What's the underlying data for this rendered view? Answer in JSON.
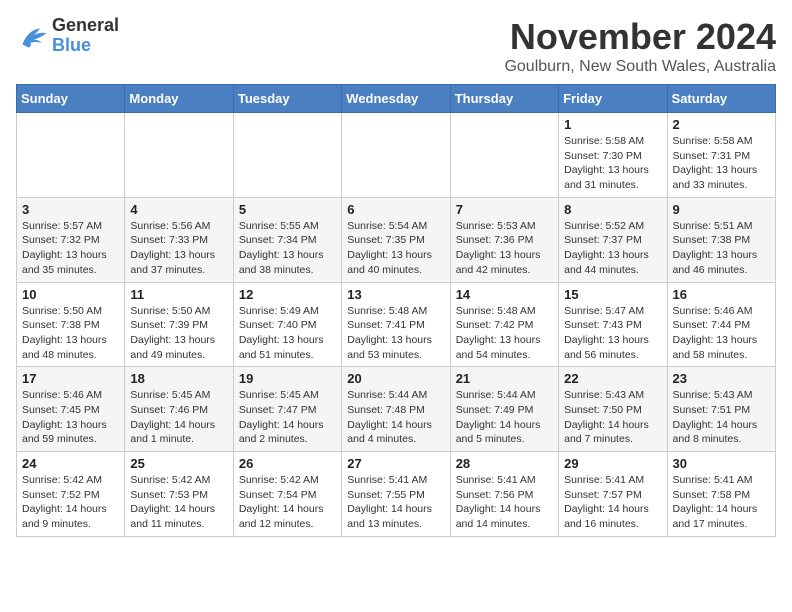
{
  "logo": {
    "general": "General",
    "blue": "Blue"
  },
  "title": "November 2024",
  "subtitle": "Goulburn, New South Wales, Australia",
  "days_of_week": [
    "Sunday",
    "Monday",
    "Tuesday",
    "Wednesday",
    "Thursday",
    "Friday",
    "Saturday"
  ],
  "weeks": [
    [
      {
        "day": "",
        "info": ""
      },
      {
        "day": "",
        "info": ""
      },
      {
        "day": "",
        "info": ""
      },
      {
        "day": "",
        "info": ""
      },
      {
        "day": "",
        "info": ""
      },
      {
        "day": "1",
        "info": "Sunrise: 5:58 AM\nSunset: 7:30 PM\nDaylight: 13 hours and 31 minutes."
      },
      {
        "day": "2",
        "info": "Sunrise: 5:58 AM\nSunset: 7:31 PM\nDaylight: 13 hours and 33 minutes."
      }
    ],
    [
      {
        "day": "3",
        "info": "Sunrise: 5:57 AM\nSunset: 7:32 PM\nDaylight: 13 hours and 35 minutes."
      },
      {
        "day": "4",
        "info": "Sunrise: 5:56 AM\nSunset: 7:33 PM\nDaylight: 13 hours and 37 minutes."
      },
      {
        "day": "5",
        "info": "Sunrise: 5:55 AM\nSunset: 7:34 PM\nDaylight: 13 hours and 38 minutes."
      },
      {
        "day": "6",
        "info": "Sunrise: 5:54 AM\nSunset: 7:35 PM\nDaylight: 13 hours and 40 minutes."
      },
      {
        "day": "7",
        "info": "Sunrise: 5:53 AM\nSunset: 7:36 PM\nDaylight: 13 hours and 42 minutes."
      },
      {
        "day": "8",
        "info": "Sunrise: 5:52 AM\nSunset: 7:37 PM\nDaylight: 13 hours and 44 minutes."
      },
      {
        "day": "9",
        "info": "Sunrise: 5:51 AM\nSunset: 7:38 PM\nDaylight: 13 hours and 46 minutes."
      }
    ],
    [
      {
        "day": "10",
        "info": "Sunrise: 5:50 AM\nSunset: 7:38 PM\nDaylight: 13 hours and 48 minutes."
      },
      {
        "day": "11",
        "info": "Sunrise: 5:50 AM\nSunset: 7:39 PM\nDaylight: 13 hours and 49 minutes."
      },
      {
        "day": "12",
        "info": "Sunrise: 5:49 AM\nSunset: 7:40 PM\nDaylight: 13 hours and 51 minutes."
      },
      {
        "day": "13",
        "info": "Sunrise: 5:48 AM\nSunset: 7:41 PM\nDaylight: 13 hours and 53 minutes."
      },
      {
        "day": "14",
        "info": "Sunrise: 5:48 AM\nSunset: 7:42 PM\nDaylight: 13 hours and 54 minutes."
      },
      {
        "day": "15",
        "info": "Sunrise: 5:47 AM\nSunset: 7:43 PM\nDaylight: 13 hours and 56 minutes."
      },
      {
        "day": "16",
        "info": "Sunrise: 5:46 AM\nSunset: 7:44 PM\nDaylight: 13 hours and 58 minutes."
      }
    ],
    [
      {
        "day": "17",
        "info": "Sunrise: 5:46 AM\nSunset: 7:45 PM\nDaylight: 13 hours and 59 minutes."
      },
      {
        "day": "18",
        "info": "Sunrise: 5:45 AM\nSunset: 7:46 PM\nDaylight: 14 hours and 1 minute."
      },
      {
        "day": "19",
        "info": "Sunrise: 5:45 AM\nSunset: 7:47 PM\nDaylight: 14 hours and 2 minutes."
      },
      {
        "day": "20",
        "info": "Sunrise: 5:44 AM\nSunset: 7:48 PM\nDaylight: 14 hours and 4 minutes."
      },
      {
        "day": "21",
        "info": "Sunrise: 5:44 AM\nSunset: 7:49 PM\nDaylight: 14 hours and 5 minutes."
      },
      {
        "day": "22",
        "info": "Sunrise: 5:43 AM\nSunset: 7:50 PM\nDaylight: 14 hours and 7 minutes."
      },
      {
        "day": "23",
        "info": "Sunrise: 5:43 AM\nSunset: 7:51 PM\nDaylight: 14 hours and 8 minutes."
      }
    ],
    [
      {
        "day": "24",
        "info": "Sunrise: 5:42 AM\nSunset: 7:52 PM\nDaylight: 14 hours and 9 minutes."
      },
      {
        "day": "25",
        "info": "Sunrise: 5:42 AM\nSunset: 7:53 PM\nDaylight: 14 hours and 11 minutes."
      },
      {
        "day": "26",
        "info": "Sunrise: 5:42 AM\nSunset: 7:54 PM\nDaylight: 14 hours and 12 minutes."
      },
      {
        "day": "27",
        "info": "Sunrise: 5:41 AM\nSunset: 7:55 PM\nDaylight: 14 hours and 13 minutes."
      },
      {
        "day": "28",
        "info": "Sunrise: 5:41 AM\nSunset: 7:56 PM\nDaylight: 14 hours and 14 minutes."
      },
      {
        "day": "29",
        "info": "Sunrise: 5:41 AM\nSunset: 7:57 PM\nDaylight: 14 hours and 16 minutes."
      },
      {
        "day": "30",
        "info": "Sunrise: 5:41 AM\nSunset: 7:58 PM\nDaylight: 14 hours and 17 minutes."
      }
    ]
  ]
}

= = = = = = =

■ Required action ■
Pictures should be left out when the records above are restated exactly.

■ Your solution ■
What's the underlying data for this rendered view? Answer in JSON.
{
  "logo": {
    "general": "General",
    "blue": "Blue"
  },
  "title": "November 2024",
  "subtitle": "Goulburn, New South Wales, Australia",
  "days_of_week": [
    "Sunday",
    "Monday",
    "Tuesday",
    "Wednesday",
    "Thursday",
    "Friday",
    "Saturday"
  ],
  "weeks": [
    [
      {
        "day": "",
        "info": ""
      },
      {
        "day": "",
        "info": ""
      },
      {
        "day": "",
        "info": ""
      },
      {
        "day": "",
        "info": ""
      },
      {
        "day": "",
        "info": ""
      },
      {
        "day": "1",
        "info": "Sunrise: 5:58 AM\nSunset: 7:30 PM\nDaylight: 13 hours and 31 minutes."
      },
      {
        "day": "2",
        "info": "Sunrise: 5:58 AM\nSunset: 7:31 PM\nDaylight: 13 hours and 33 minutes."
      }
    ],
    [
      {
        "day": "3",
        "info": "Sunrise: 5:57 AM\nSunset: 7:32 PM\nDaylight: 13 hours and 35 minutes."
      },
      {
        "day": "4",
        "info": "Sunrise: 5:56 AM\nSunset: 7:33 PM\nDaylight: 13 hours and 37 minutes."
      },
      {
        "day": "5",
        "info": "Sunrise: 5:55 AM\nSunset: 7:34 PM\nDaylight: 13 hours and 38 minutes."
      },
      {
        "day": "6",
        "info": "Sunrise: 5:54 AM\nSunset: 7:35 PM\nDaylight: 13 hours and 40 minutes."
      },
      {
        "day": "7",
        "info": "Sunrise: 5:53 AM\nSunset: 7:36 PM\nDaylight: 13 hours and 42 minutes."
      },
      {
        "day": "8",
        "info": "Sunrise: 5:52 AM\nSunset: 7:37 PM\nDaylight: 13 hours and 44 minutes."
      },
      {
        "day": "9",
        "info": "Sunrise: 5:51 AM\nSunset: 7:38 PM\nDaylight: 13 hours and 46 minutes."
      }
    ],
    [
      {
        "day": "10",
        "info": "Sunrise: 5:50 AM\nSunset: 7:38 PM\nDaylight: 13 hours and 48 minutes."
      },
      {
        "day": "11",
        "info": "Sunrise: 5:50 AM\nSunset: 7:39 PM\nDaylight: 13 hours and 49 minutes."
      },
      {
        "day": "12",
        "info": "Sunrise: 5:49 AM\nSunset: 7:40 PM\nDaylight: 13 hours and 51 minutes."
      },
      {
        "day": "13",
        "info": "Sunrise: 5:48 AM\nSunset: 7:41 PM\nDaylight: 13 hours and 53 minutes."
      },
      {
        "day": "14",
        "info": "Sunrise: 5:48 AM\nSunset: 7:42 PM\nDaylight: 13 hours and 54 minutes."
      },
      {
        "day": "15",
        "info": "Sunrise: 5:47 AM\nSunset: 7:43 PM\nDaylight: 13 hours and 56 minutes."
      },
      {
        "day": "16",
        "info": "Sunrise: 5:46 AM\nSunset: 7:44 PM\nDaylight: 13 hours and 58 minutes."
      }
    ],
    [
      {
        "day": "17",
        "info": "Sunrise: 5:46 AM\nSunset: 7:45 PM\nDaylight: 13 hours and 59 minutes."
      },
      {
        "day": "18",
        "info": "Sunrise: 5:45 AM\nSunset: 7:46 PM\nDaylight: 14 hours and 1 minute."
      },
      {
        "day": "19",
        "info": "Sunrise: 5:45 AM\nSunset: 7:47 PM\nDaylight: 14 hours and 2 minutes."
      },
      {
        "day": "20",
        "info": "Sunrise: 5:44 AM\nSunset: 7:48 PM\nDaylight: 14 hours and 4 minutes."
      },
      {
        "day": "21",
        "info": "Sunrise: 5:44 AM\nSunset: 7:49 PM\nDaylight: 14 hours and 5 minutes."
      },
      {
        "day": "22",
        "info": "Sunrise: 5:43 AM\nSunset: 7:50 PM\nDaylight: 14 hours and 7 minutes."
      },
      {
        "day": "23",
        "info": "Sunrise: 5:43 AM\nSunset: 7:51 PM\nDaylight: 14 hours and 8 minutes."
      }
    ],
    [
      {
        "day": "24",
        "info": "Sunrise: 5:42 AM\nSunset: 7:52 PM\nDaylight: 14 hours and 9 minutes."
      },
      {
        "day": "25",
        "info": "Sunrise: 5:42 AM\nSunset: 7:53 PM\nDaylight: 14 hours and 11 minutes."
      },
      {
        "day": "26",
        "info": "Sunrise: 5:42 AM\nSunset: 7:54 PM\nDaylight: 14 hours and 12 minutes."
      },
      {
        "day": "27",
        "info": "Sunrise: 5:41 AM\nSunset: 7:55 PM\nDaylight: 14 hours and 13 minutes."
      },
      {
        "day": "28",
        "info": "Sunrise: 5:41 AM\nSunset: 7:56 PM\nDaylight: 14 hours and 14 minutes."
      },
      {
        "day": "29",
        "info": "Sunrise: 5:41 AM\nSunset: 7:57 PM\nDaylight: 14 hours and 16 minutes."
      },
      {
        "day": "30",
        "info": "Sunrise: 5:41 AM\nSunset: 7:58 PM\nDaylight: 14 hours and 17 minutes."
      }
    ]
  ]
}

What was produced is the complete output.